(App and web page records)
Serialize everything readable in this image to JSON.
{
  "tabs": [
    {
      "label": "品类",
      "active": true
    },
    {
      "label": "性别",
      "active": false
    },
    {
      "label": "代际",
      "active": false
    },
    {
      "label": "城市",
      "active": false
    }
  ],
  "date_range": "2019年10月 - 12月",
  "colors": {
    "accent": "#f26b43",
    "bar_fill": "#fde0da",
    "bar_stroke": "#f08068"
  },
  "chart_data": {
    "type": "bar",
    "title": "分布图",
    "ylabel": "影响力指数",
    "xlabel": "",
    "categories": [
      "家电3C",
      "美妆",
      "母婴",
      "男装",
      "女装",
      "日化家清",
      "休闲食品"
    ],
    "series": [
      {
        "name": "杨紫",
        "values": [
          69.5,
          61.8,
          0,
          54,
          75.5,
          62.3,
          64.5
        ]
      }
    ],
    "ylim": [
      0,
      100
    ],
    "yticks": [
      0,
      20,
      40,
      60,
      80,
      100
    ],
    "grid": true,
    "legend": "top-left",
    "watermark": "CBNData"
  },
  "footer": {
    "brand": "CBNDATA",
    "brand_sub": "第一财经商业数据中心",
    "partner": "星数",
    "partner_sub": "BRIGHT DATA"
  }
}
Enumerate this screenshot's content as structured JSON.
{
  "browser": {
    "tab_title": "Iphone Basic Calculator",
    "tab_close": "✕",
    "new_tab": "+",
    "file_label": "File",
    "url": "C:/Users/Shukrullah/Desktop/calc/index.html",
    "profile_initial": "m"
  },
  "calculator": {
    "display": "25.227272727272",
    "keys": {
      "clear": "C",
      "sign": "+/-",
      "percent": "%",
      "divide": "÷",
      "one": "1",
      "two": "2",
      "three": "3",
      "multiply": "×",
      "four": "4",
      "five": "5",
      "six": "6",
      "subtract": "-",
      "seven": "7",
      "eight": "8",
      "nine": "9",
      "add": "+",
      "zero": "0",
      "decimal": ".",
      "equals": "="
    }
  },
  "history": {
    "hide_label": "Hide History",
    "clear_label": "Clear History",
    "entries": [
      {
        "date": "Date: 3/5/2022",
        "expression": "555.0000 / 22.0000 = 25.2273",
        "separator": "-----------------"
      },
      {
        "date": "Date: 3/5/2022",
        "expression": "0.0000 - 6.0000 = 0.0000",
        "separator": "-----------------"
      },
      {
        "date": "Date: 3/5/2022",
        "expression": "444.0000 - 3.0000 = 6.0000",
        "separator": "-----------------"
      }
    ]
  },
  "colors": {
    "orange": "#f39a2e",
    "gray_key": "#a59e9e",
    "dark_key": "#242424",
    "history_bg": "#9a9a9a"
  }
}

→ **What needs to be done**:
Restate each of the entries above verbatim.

→ **Reply to the task**:
Serialize everything readable in this image to JSON.
{
  "tabs": [
    {
      "label": "品类",
      "active": true
    },
    {
      "label": "性别",
      "active": false
    },
    {
      "label": "代际",
      "active": false
    },
    {
      "label": "城市",
      "active": false
    }
  ],
  "date_range": "2019年10月 - 12月",
  "colors": {
    "accent": "#f26b43",
    "bar_fill": "#fde0da",
    "bar_stroke": "#f08068"
  },
  "chart_data": {
    "type": "bar",
    "title": "分布图",
    "ylabel": "影响力指数",
    "xlabel": "",
    "categories": [
      "家电3C",
      "美妆",
      "母婴",
      "男装",
      "女装",
      "日化家清",
      "休闲食品"
    ],
    "series": [
      {
        "name": "杨紫",
        "values": [
          69.5,
          61.8,
          0,
          54,
          75.5,
          62.3,
          64.5
        ]
      }
    ],
    "ylim": [
      0,
      100
    ],
    "yticks": [
      0,
      20,
      40,
      60,
      80,
      100
    ],
    "grid": true,
    "legend": "top-left",
    "watermark": "CBNData"
  },
  "footer": {
    "brand": "CBNDATA",
    "brand_sub": "第一财经商业数据中心",
    "partner": "星数",
    "partner_sub": "BRIGHT DATA"
  }
}
Enumerate this screenshot's content as structured JSON.
{
  "browser": {
    "tab_title": "Iphone Basic Calculator",
    "tab_close": "✕",
    "new_tab": "+",
    "file_label": "File",
    "url": "C:/Users/Shukrullah/Desktop/calc/index.html",
    "profile_initial": "m"
  },
  "calculator": {
    "display": "25.227272727272",
    "keys": {
      "clear": "C",
      "sign": "+/-",
      "percent": "%",
      "divide": "÷",
      "one": "1",
      "two": "2",
      "three": "3",
      "multiply": "×",
      "four": "4",
      "five": "5",
      "six": "6",
      "subtract": "-",
      "seven": "7",
      "eight": "8",
      "nine": "9",
      "add": "+",
      "zero": "0",
      "decimal": ".",
      "equals": "="
    }
  },
  "history": {
    "hide_label": "Hide History",
    "clear_label": "Clear History",
    "entries": [
      {
        "date": "Date: 3/5/2022",
        "expression": "555.0000 / 22.0000 = 25.2273",
        "separator": "-----------------"
      },
      {
        "date": "Date: 3/5/2022",
        "expression": "0.0000 - 6.0000 = 0.0000",
        "separator": "-----------------"
      },
      {
        "date": "Date: 3/5/2022",
        "expression": "444.0000 - 3.0000 = 6.0000",
        "separator": "-----------------"
      }
    ]
  },
  "colors": {
    "orange": "#f39a2e",
    "gray_key": "#a59e9e",
    "dark_key": "#242424",
    "history_bg": "#9a9a9a"
  }
}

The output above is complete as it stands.